Governor Parson Encourages Missourians to Think Safety as Flooding Continues

 — – Governor Mike Parson today urged Missourians to use caution around floodwater as Missouri River levels near cresting at major flood stage in some Missouri communities. Rain will move into the western part of the state tonight through Wednesday morning but is expected to have minimal effect on current river levels.

“Our prayers go out to our neighbors in Nebraska and Iowa who have been hit with devastating flood impacts,” Governor Parson said. “As flooding in Missouri continues to keep roads closed and impact homeowners and farmers, I encourage Missourians to stay alert and be cautious while near impacted areas. Never drive onto a flooded road, no matter how low the water may appear.”

The Governor cautioned that despite Missouri River crests this week, flooding will remain a hazard well into the spring because of a combination of additional snow melt from the north and the already saturated ground.

In addition to ongoing flood monitoring efforts across the state, the current response includes:

  • MoDOT continues to work with Nebraska and Iowa to provide alternate routes while major roads are closed, including I-29 near Rock Port. Northbound I-29 traffic into Iowa is being detoured at I-35 in Kansas City, where travelers will continue north on I-35 into Iowa. From Des Moines, travelers will drive west on I-80 and continue onto I-680 to connect back with I-29 near the Council Bluffs/Omaha metro area in Iowa. Check the MoDOT Traveler Information Map for road closures at
  • The Missouri State Highway Patrol has additional marine operations troopers and swift-water rescue equipment in northwest Missouri. The Patrol conducted three swift water recues in Holt County over the weekend and troopers are going house-to-house in Watson, Missouri, after the levee breach on the Nishnabotna River.
  • The State Emergency Operations Center is operating at Level 4, enhanced monitoring.  

SEMA assisted the city of St. Joseph with recruiting volunteers for sandbagging efforts with the coordination of AmeriCorps St. Louis, Missouri Adventist Community Services, Missouri Baptist Disaster Relief, and the Missouri Department of Corrections. Ten pallets of bottled water were also provided by the Salvation Army for Bigelow and Fortescue in Holt County after a water treatment facility was forced to shut down operations because of flooding.

Missourians should be careful around flooded areas and understand the risks floodwater poses. Standing water can carry infectious diseases and hide other hazards, including road damage, glass, and sewage.
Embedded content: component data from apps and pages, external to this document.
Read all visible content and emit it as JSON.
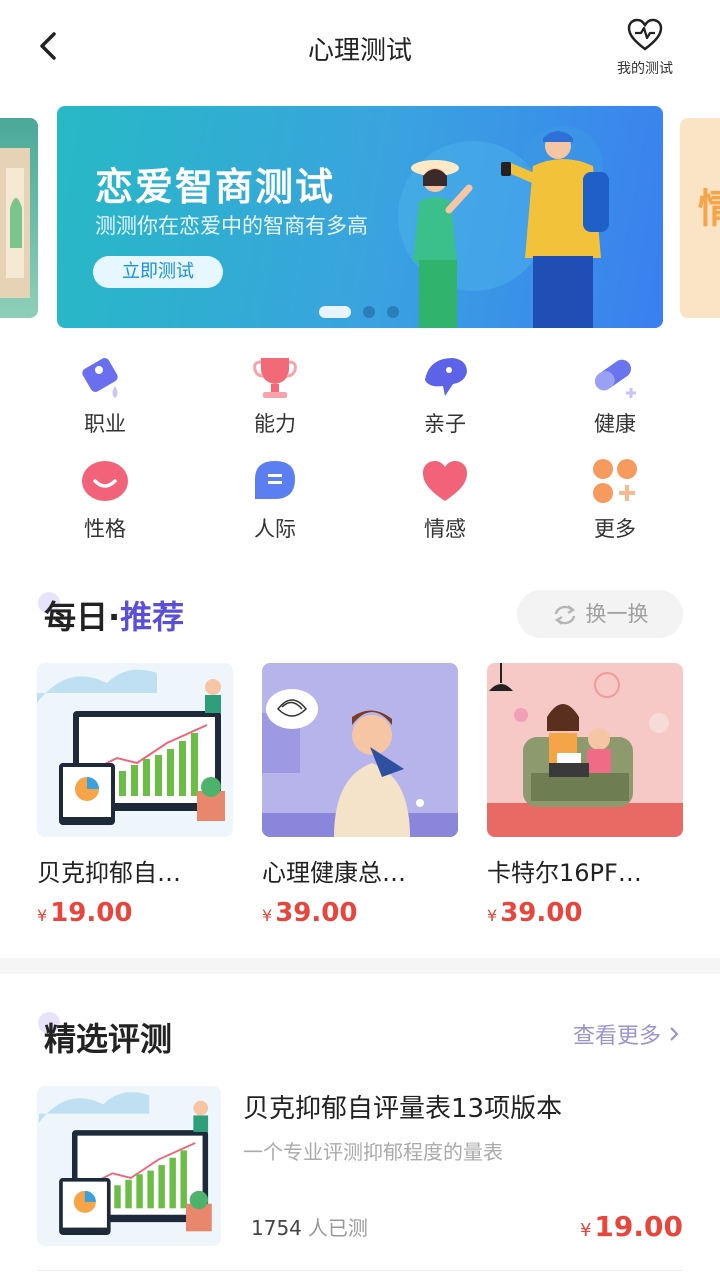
{
  "header": {
    "title": "心理测试",
    "my_test_label": "我的测试"
  },
  "banner": {
    "title": "恋爱智商测试",
    "subtitle": "测测你在恋爱中的智商有多高",
    "button_label": "立即测试",
    "right_card_text": "情",
    "active_dot": 0,
    "dot_count": 3
  },
  "categories": [
    {
      "label": "职业",
      "icon": "career-icon"
    },
    {
      "label": "能力",
      "icon": "trophy-icon"
    },
    {
      "label": "亲子",
      "icon": "parenting-icon"
    },
    {
      "label": "健康",
      "icon": "pill-icon"
    },
    {
      "label": "性格",
      "icon": "smile-icon"
    },
    {
      "label": "人际",
      "icon": "chat-icon"
    },
    {
      "label": "情感",
      "icon": "heart-icon"
    },
    {
      "label": "更多",
      "icon": "more-icon"
    }
  ],
  "daily": {
    "title_main": "每日",
    "title_sep": "·",
    "title_accent": "推荐",
    "refresh_label": "换一换",
    "products": [
      {
        "name": "贝克抑郁自…",
        "currency": "¥",
        "price": "19.00"
      },
      {
        "name": "心理健康总…",
        "currency": "¥",
        "price": "39.00"
      },
      {
        "name": "卡特尔16PF…",
        "currency": "¥",
        "price": "39.00"
      }
    ]
  },
  "selected": {
    "title": "精选评测",
    "see_more": "查看更多",
    "items": [
      {
        "title": "贝克抑郁自评量表13项版本",
        "desc": "一个专业评测抑郁程度的量表",
        "count": "1754",
        "count_unit": "人已测",
        "currency": "¥",
        "price": "19.00"
      }
    ]
  },
  "colors": {
    "accent": "#5b4fd8",
    "price": "#e8453c",
    "banner_start": "#27b9c5",
    "banner_end": "#3a7ff0"
  }
}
Storm drains can create an extremely dangerous situation for anyone caught in the current. Avoid walking through floodwater and keep children from playing in it.